At the Restoration in 1660 he was arrested for preaching, and after a short period of freedom he was once again seized and incarcerated, remaining in prison for seven years. He was set free in 1667, but in the following year he was again imprisoned and was in custody until his death on 27 October 1670. Powell is buried at Bunhill Fields cemetery.
On 18 July 1660 the Council of King Charles II issued an order to Sir Matthew Price, High Sheriff of Montgomeryshire to take into safe custody Vavasour Powell (described as, "a most factious and dangerous minister"), Sir Richard Saltonstall, and Richard Price of Aberbechan.
According to Sir Matthew Price's letters to Secretary Nicholas, Vavasour Powell, Sir Richard Saltonstall and Richard Price were concerned in a plot to depose King Charles II. Letters were found in their possession indicating the plot extended all the way to London. By 2 August 1660 Vavasour Powell was taken into custody, while Sir Richard Saltonstall and Capt. Richard Price "had left these parts" [Montgomeryshire].
Powell wrote eleven books and some hymns but his chief gifts were those of a preacher. During his ministry he preached before the Lord Mayor of London (1649), Parliament (1650) and as an ardent defender of Calvinism held disputations with popular Arminians of his day.
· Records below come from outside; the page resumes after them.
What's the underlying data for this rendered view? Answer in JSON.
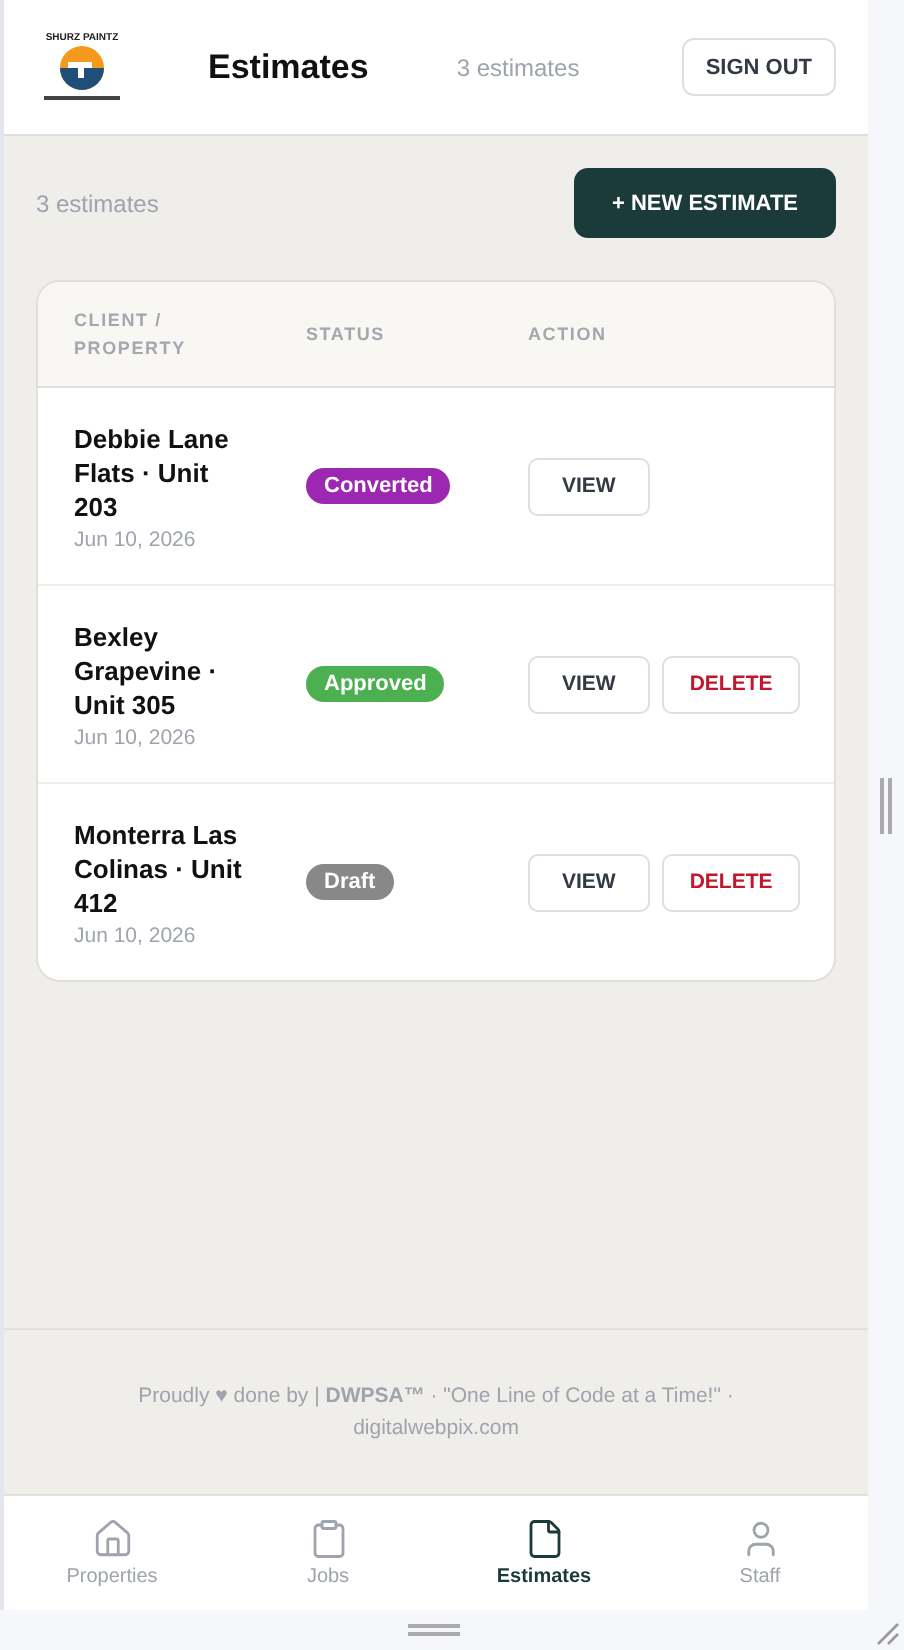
{
  "header": {
    "logo": {
      "name": "SHURZ PAINTZ"
    },
    "title": "Estimates",
    "count": "3 estimates",
    "sign_out": "SIGN OUT"
  },
  "toolbar": {
    "count": "3 estimates",
    "new_button": "+ NEW ESTIMATE"
  },
  "table": {
    "columns": [
      "CLIENT / PROPERTY",
      "STATUS",
      "ACTION"
    ],
    "rows": [
      {
        "name": "Debbie Lane Flats · Unit 203",
        "date": "Jun 10, 2026",
        "status": "Converted",
        "color": "#9c27b0",
        "actions": [
          {
            "kind": "view",
            "label": "VIEW"
          }
        ]
      },
      {
        "name": "Bexley Grapevine · Unit 305",
        "date": "Jun 10, 2026",
        "status": "Approved",
        "color": "#4caf50",
        "actions": [
          {
            "kind": "view",
            "label": "VIEW"
          },
          {
            "kind": "delete",
            "label": "DELETE"
          }
        ]
      },
      {
        "name": "Monterra Las Colinas · Unit 412",
        "date": "Jun 10, 2026",
        "status": "Draft",
        "color": "#888888",
        "actions": [
          {
            "kind": "view",
            "label": "VIEW"
          },
          {
            "kind": "delete",
            "label": "DELETE"
          }
        ]
      }
    ]
  },
  "footer": {
    "text": "Proudly ♥ done by | **DWPSA™**  ·  \"One Line of Code at a Time!\"  ·  digitalwebpix.com"
  },
  "nav": [
    {
      "label": "Properties",
      "selected": false
    },
    {
      "label": "Jobs",
      "selected": false
    },
    {
      "label": "Estimates",
      "selected": true
    },
    {
      "label": "Staff",
      "selected": false
    }
  ]
}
While remaining a relatively minor figure in seventeenth-century Puritan history since his death, Powell's place in the Puritan movement has been reassessed in recent years. The twentieth-century Welsh theologian R. Tudur Jones wrote of Powell:
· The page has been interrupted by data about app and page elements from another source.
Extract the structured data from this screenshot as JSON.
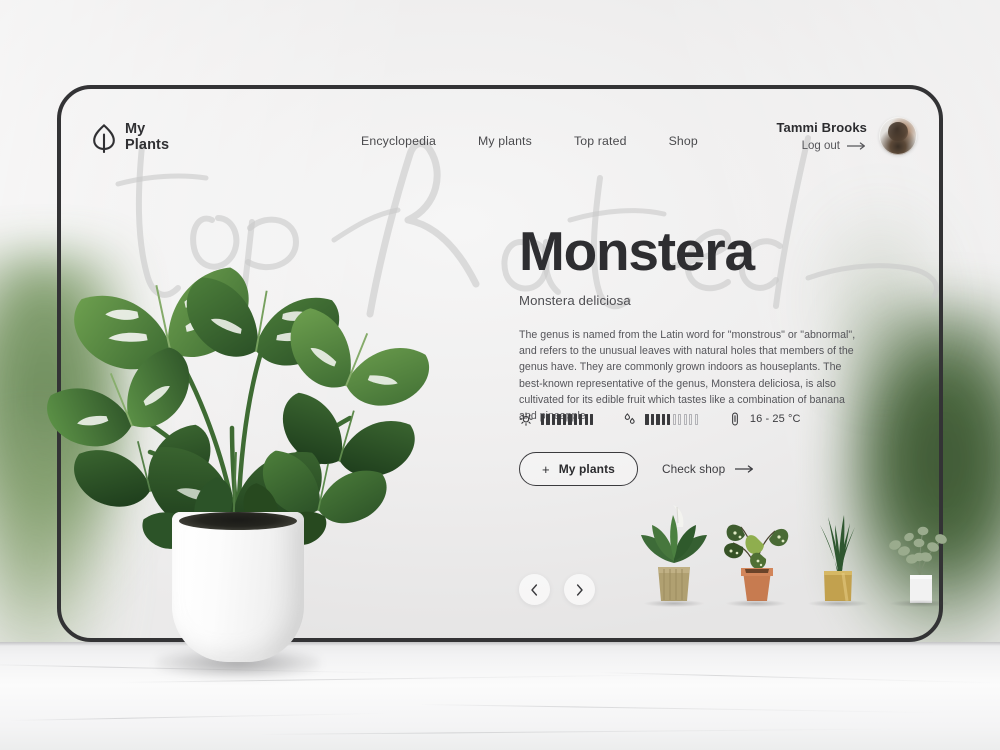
{
  "brand": {
    "line1": "My",
    "line2": "Plants",
    "logo_icon": "leaf-icon"
  },
  "nav": {
    "items": [
      {
        "label": "Encyclopedia"
      },
      {
        "label": "My plants"
      },
      {
        "label": "Top rated"
      },
      {
        "label": "Shop"
      }
    ]
  },
  "user": {
    "name": "Tammi Brooks",
    "logout_label": "Log out",
    "logout_icon": "arrow-right-icon",
    "avatar_icon": "user-avatar"
  },
  "watermark": {
    "text": "top Rated"
  },
  "hero": {
    "title": "Monstera",
    "subtitle": "Monstera deliciosa",
    "description": "The genus is named from the Latin word for \"monstrous\" or \"abnormal\", and refers to the unusual leaves with natural holes that members of the genus have. They are commonly grown indoors as houseplants. The best-known representative of the genus, Monstera deliciosa, is also cultivated for its edible fruit which tastes like a combination of banana and pineapple."
  },
  "stats": [
    {
      "name": "light-level",
      "icon": "sun-icon",
      "filled": 10,
      "total": 10,
      "value_text": ""
    },
    {
      "name": "water-level",
      "icon": "water-drops-icon",
      "filled": 5,
      "total": 10,
      "value_text": ""
    },
    {
      "name": "temperature-range",
      "icon": "thermometer-icon",
      "filled": 0,
      "total": 0,
      "value_text": "16 - 25 °C"
    }
  ],
  "cta": {
    "primary_label": "My plants",
    "primary_prefix": "+",
    "secondary_label": "Check shop",
    "secondary_icon": "arrow-right-icon"
  },
  "carousel": {
    "prev_icon": "chevron-left-icon",
    "next_icon": "chevron-right-icon",
    "thumbnails": [
      {
        "name": "peace-lily-thumbnail",
        "pot_color": "#b0a071",
        "leaf_color": "#3d6b38"
      },
      {
        "name": "polka-dot-begonia-thumbnail",
        "pot_color": "#c77b50",
        "leaf_color": "#53713c"
      },
      {
        "name": "snake-plant-thumbnail",
        "pot_color": "#c2a14e",
        "leaf_color": "#2f5730"
      },
      {
        "name": "eucalyptus-thumbnail",
        "pot_color": "#f2f2f2",
        "leaf_color": "#8fa184"
      }
    ]
  },
  "colors": {
    "frame": "#333335",
    "text_dark": "#2e2e31",
    "text_muted": "#55555a",
    "leaf_green": "#3f6b32"
  }
}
"Vavasor Powell deserves better of historians than to be dismissed as a millenarian enthusiast. In many ways, Powell was the most striking personality amongst the Welsh Puritans."
That estimation has been heeded as Vavasor Powell has been the subject of doctoral dissertations as well as several peer reviewed papers and presentations. Vavasor Powell has emerged as a leading case study for the right wing elements of Seventeenth Century English Non Conformity and their relationship to the larger Puritan movement.
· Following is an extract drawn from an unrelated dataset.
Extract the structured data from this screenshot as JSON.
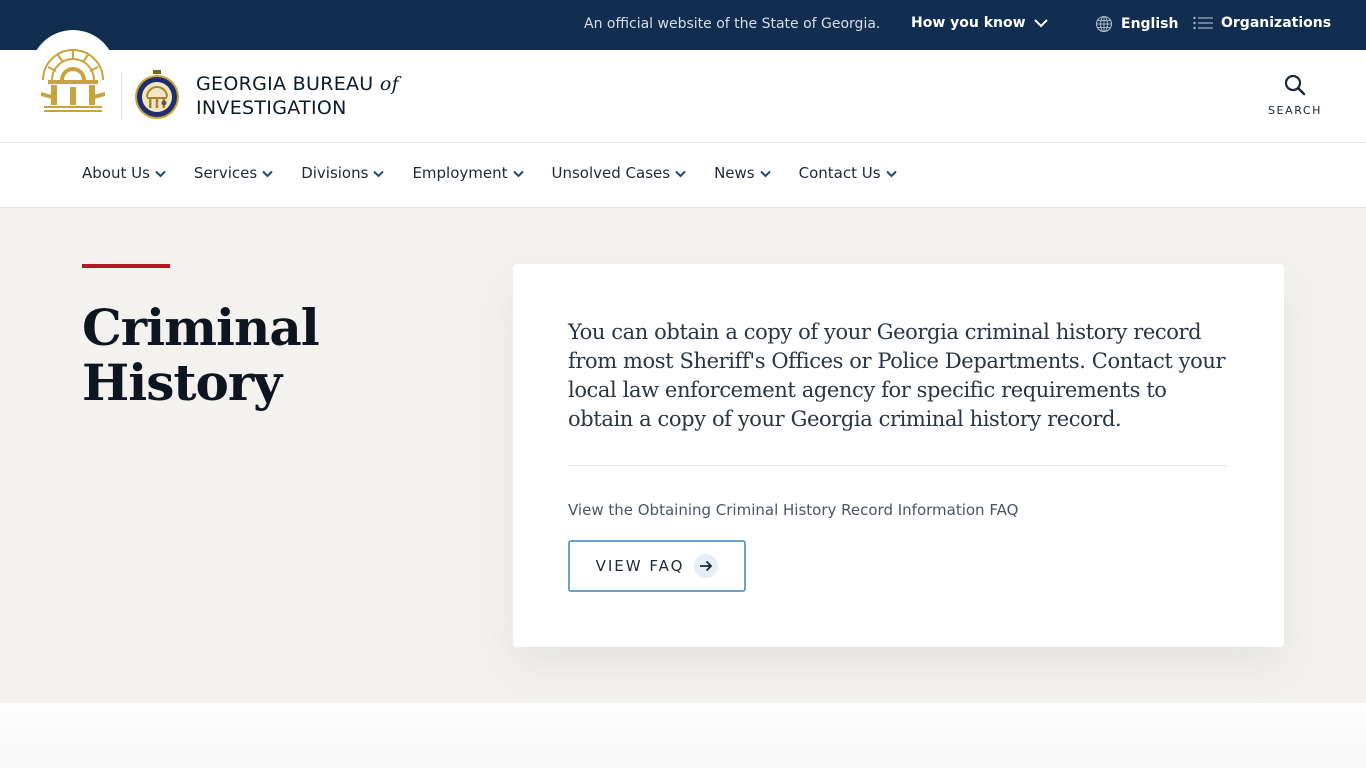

- Stephen K. Roberts, ‘Powell, Vavasor (1617–1670)’, Oxford Dictionary of National Biography, Oxford University Press, 2004; online edn, May 2006 accessed 22 Aug 2013
- Haslam, Richard (1992). The Buildings of Wales: Powys (1 (with corrections) ed.). Penguin Books, University of Wales Press. pp. 131–136. ISBN 9780300096316. Retrieved 12 May 2015.
- Shopland, Norena 'The Welsh Sappho' from Forbidden Lives: LGBT stories from Wales,Seren Books, 2017
- Green, Mary Ann Everett, Ed. Calendar of State Papers, Domestic Series, of the Reign of Charles II, 1660-1661 Vol. I (1860) London: Longman, Green, Longman, & Roberts, p. 123
- Green, Mary Ann Everett (1860). Calendar of State Papers, Domestic Series, of the Reign of Charles II, 1660-1661 Vol. I. London: Longman, Green, Longman & Roberts. p. 176.
- M.A. Milton, The Application of the Faith of the Westminster Assembly in the Ministry of the Welsh Puritan, Vavasor Powell (1617-1670), page 15.
- William H. Brackney, A Genetic History of Baptist Thought: With Special Reference to Baptists in Britain and North America (2004); pp. 30-31.
- The Life and Death of Mr Vavasor Powell (book) (1671), attributed to Edward Bagshaw the younger;
- Vavasoris Examen et Purgamen (1654), by E Allen and others;
- Daniel Neal, History of the Puritans (1822);
- T Rees, History of Protestant Nonconformity in Wales (1861);
- R. Tudur Jones, "Vavasor Powell" (1971) and "Vavasor Powell a'r Bedyddwyr" (1949);
- "The Application of the Theology of the Westminster Assembly in the Ministry of the Welsh Puritan, Vavasor Powel (1617-1670)" (1998) by Michael A. Milton (Doctor of Philosophy  University of Wales);
- "The Pastoral Predicament of Vavasor Powell (1617-1670): Eschatological fervor and its relationship to the pastoral ministry," The Journal of the Evangelical Theological Society, September 2000.
- This article incorporates text from a publication now in the public domain: Chisholm, Hugh, ed. (1911). "Powell, Vavasor". Encyclopædia Britannica. 22 (11th ed.). Cambridge University Press. p. 223.